Shoppers rest inside Victoria Secret store at middle Manhattan in New York, January 12, 2012. U.S. retail sales rose at the weakest pace in seven months in December and first-time claims for jobless benefits moved higher last week/ (EDUARDO MUNOZ/REUTERS)

The nation’s economy got a reality check Thursday when new government data revealed an unexpected drop in consumer spending and a surge in weekly jobless claims to nearly 400,000.

The results were particularly disappointing because several other key economic indicators had suggested brighter prospects for the recovery: The monthly unemployment rate has been falling, consumer confidence has rebounded, and credit balances have spiked.

Thursday’s numbers, however, dampened some economists’ enthusiasm, prompting cuts to forecasts for gross domestic product and warnings of a slow start for 2012.

“There is no silver lining,” said Steve Blitz, chief economist for ITG Investment Research. “Today’s data should put to rest the notion of some super-strong fourth-quarter growth rate for the economy.”

The Commerce Department’s tally of December retail sales showed a meager 0.1 percent rise from the previous month, driven primarily by auto purchases. But excluding motor vehicles, sales dropped by 0.2 percent.

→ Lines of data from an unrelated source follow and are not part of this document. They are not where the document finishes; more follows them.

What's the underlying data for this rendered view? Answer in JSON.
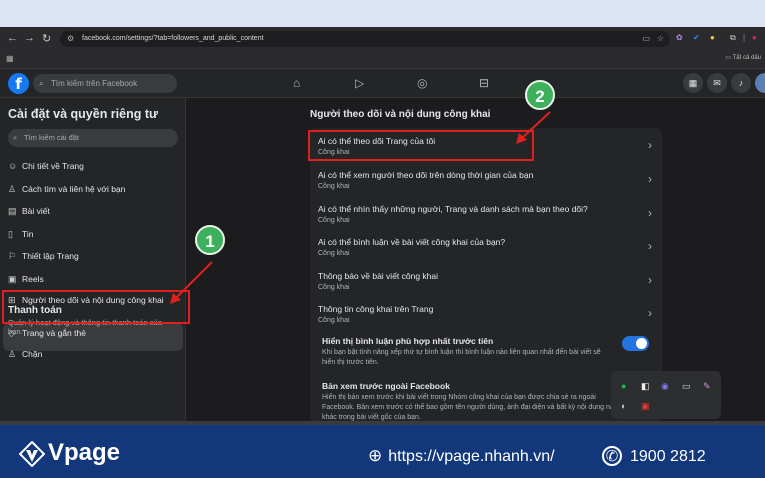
{
  "browser": {
    "url": "facebook.com/settings/?tab=followers_and_public_content",
    "bookmark_right": "Tất cả dấu"
  },
  "fb": {
    "logo": "f",
    "search_placeholder": "Tìm kiếm trên Facebook"
  },
  "sidebar": {
    "title": "Cài đặt và quyền riêng tư",
    "search_placeholder": "Tìm kiếm cài đặt",
    "items": [
      {
        "label": "Chi tiết về Trang",
        "icon": "person-circle-icon"
      },
      {
        "label": "Cách tìm và liên hệ với bạn",
        "icon": "people-icon"
      },
      {
        "label": "Bài viết",
        "icon": "feed-icon"
      },
      {
        "label": "Tin",
        "icon": "book-icon"
      },
      {
        "label": "Thiết lập Trang",
        "icon": "flag-icon"
      },
      {
        "label": "Reels",
        "icon": "reels-icon"
      },
      {
        "label": "Người theo dõi và nội dung công khai",
        "icon": "add-square-icon"
      },
      {
        "label": "Trang và gắn thẻ",
        "icon": "tag-icon"
      },
      {
        "label": "Chặn",
        "icon": "block-person-icon"
      }
    ],
    "section_title": "Thanh toán",
    "section_desc": "Quản lý hoạt động và thông tin thanh toán của bạn."
  },
  "main": {
    "title": "Người theo dõi và nội dung công khai",
    "rows": [
      {
        "title": "Ai có thể theo dõi Trang của tôi",
        "sub": "Công khai"
      },
      {
        "title": "Ai có thể xem người theo dõi trên dòng thời gian của bạn",
        "sub": "Công khai"
      },
      {
        "title": "Ai có thể nhìn thấy những người, Trang và danh sách mà bạn theo dõi?",
        "sub": "Công khai"
      },
      {
        "title": "Ai có thể bình luận về bài viết công khai của bạn?",
        "sub": "Công khai"
      },
      {
        "title": "Thông báo về bài viết công khai",
        "sub": "Công khai"
      },
      {
        "title": "Thông tin công khai trên Trang",
        "sub": "Công khai"
      }
    ],
    "toggle_title": "Hiển thị bình luận phù hợp nhất trước tiên",
    "toggle_desc": "Khi bạn bật tính năng xếp thứ tự bình luận thì bình luận nào liên quan nhất đến bài viết sẽ hiển thị trước tiên.",
    "toggle_on": true,
    "preview_title": "Bản xem trước ngoài Facebook",
    "preview_desc": "Hiển thị bản xem trước khi bài viết trong Nhóm công khai của bạn được chia sẻ ra ngoài Facebook. Bản xem trước có thể bao gồm tên người dùng, ảnh đại diện và bất kỳ nội dung nào khác trong bài viết gốc của bạn."
  },
  "annotations": {
    "badge1": "1",
    "badge2": "2",
    "highlight_color": "#e02020",
    "badge_color": "#3daf5d"
  },
  "footer": {
    "brand": "Vpage",
    "website": "https://vpage.nhanh.vn/",
    "phone": "1900 2812",
    "bg": "#12377a"
  }
}
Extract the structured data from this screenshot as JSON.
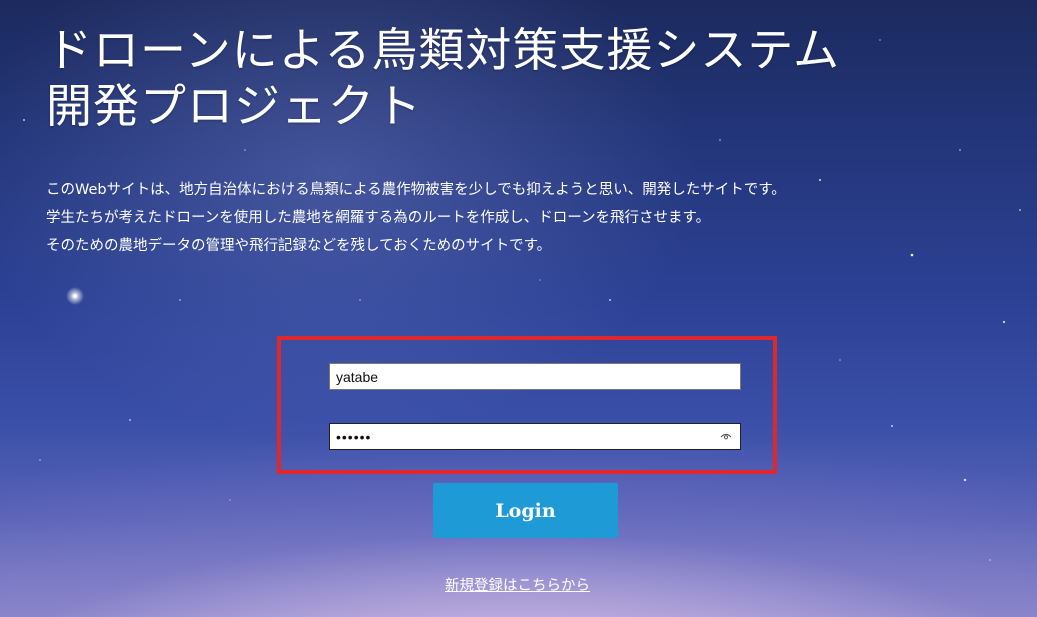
{
  "header": {
    "title_line1": "ドローンによる鳥類対策支援システム",
    "title_line2": "開発プロジェクト"
  },
  "description": {
    "line1": "このWebサイトは、地方自治体における鳥類による農作物被害を少しでも抑えようと思い、開発したサイトです。",
    "line2": "学生たちが考えたドローンを使用した農地を網羅する為のルートを作成し、ドローンを飛行させます。",
    "line3": "そのための農地データの管理や飛行記録などを残しておくためのサイトです。"
  },
  "login_form": {
    "username_value": "yatabe",
    "password_value": "••••••",
    "login_label": "Login",
    "register_link": "新規登録はこちらから"
  },
  "icons": {
    "password_reveal": "eye-icon"
  },
  "colors": {
    "highlight_border": "#e0272d",
    "login_button": "#1e9bd6"
  }
}
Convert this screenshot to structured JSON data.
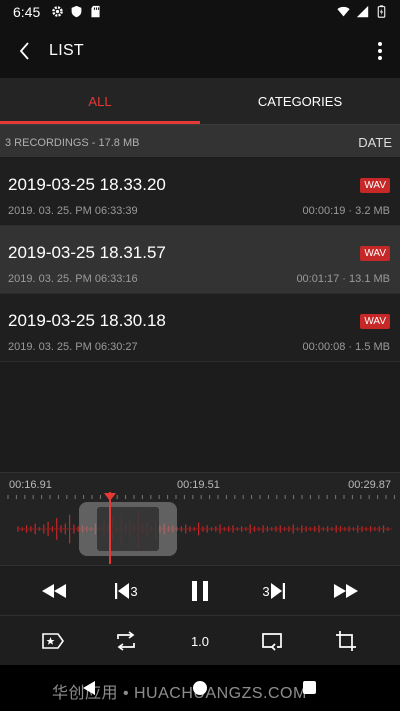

Several categories showed surprising weakness. Sales at electronics and appliance stores plunged 3.9 percent, while general merchandisers fell by 0.8 percent. Even online retailers, which have been a bright spot in the industry, saw sales decline by 0.4 percent.

Still, clothing stores enjoyed a 0.7 percent increase in sales, while building retailers ticked up 1.6 percent, perhaps driven by unseasonably warm weather in many parts of the country. Stuart Hoffman, chief economist for PNC Financial Services Group, noted that sales at gas stations dropped 1.6 percent as fuel prices eased — which could mean that consumers have more money jingling in their pockets for the future.

Hoffman said he believed that the economy would still grow at its fastest rate of the year during the fourth quarter. While December sales were weak, the Commerce Department also raised its analysis of November sales from a 0.2 rise to one of 0.4 percent.

“There’s no question it did trail off, but think about the past three months together,” he said.

The strong start and slower finish to the crucial holiday shopping season may also signal that the government’s data did not fully account for the retailers’ aggressive promotions on the day after Thanksgiving, which may have eaten into sales during the rest of the season.

“You’ve just got a subtle lack of activity,” said Steven Ricchiuto, chief economist for Mizuho Se­curities. “There were a lot of reports of buyers’ remorse after the Black Friday rush.”

Some economists said December’s slowdown was inevitable after several months of spending increases that exceeded the growth of incomes for Americans. The growth had been fueled by a decline in the personal savings rate to 3.5 percent and a sharp rise in credit card use. The Federal Reserve said Americans’ loan balances rose by nearly 10 percent in November to $2.5 trillion, the biggest increase in a decade.

While credit card spending might help boost the economy, a large debt load could also backfire if consumers cannot pay it off.

The real turning point for consumer spending — and the broader economy — will be employment. The number of people filing new jobless claims rose 6 percent last week, to 399,000. Although economists said the weekly claims number can be highly volatile, it served as a reminder of the fragility of the nation’s labor market. Ricchiuto said the increase may reflect companies shedding temporary workers. Still, analysts said the current quarter will almost certainly be less merry than the holidays.

“With spending having slowed towards the end of the year,” said Paul Dales, senior U.S. economist for Capital Economics, “the omens for 2012 are not great.”